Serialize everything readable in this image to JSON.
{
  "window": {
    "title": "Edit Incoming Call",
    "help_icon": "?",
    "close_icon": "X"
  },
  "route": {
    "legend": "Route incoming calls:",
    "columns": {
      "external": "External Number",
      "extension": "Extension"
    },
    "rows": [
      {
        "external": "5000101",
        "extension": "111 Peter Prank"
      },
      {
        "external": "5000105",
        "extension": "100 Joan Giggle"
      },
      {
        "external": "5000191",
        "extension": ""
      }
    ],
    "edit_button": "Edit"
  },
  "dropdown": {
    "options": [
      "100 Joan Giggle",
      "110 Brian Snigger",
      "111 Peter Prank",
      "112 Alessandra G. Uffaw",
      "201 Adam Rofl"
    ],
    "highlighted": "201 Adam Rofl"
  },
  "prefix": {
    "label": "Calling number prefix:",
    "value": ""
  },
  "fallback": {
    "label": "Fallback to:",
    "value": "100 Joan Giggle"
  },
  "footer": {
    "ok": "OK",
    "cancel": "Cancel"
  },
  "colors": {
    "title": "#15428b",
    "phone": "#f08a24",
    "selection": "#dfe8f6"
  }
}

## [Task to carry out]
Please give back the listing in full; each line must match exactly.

## [Completed exercise]
Serialize everything readable in this image to JSON.
{
  "window": {
    "title": "Edit Incoming Call",
    "help_icon": "?",
    "close_icon": "X"
  },
  "route": {
    "legend": "Route incoming calls:",
    "columns": {
      "external": "External Number",
      "extension": "Extension"
    },
    "rows": [
      {
        "external": "5000101",
        "extension": "111 Peter Prank"
      },
      {
        "external": "5000105",
        "extension": "100 Joan Giggle"
      },
      {
        "external": "5000191",
        "extension": ""
      }
    ],
    "edit_button": "Edit"
  },
  "dropdown": {
    "options": [
      "100 Joan Giggle",
      "110 Brian Snigger",
      "111 Peter Prank",
      "112 Alessandra G. Uffaw",
      "201 Adam Rofl"
    ],
    "highlighted": "201 Adam Rofl"
  },
  "prefix": {
    "label": "Calling number prefix:",
    "value": ""
  },
  "fallback": {
    "label": "Fallback to:",
    "value": "100 Joan Giggle"
  },
  "footer": {
    "ok": "OK",
    "cancel": "Cancel"
  },
  "colors": {
    "title": "#15428b",
    "phone": "#f08a24",
    "selection": "#dfe8f6"
  }
}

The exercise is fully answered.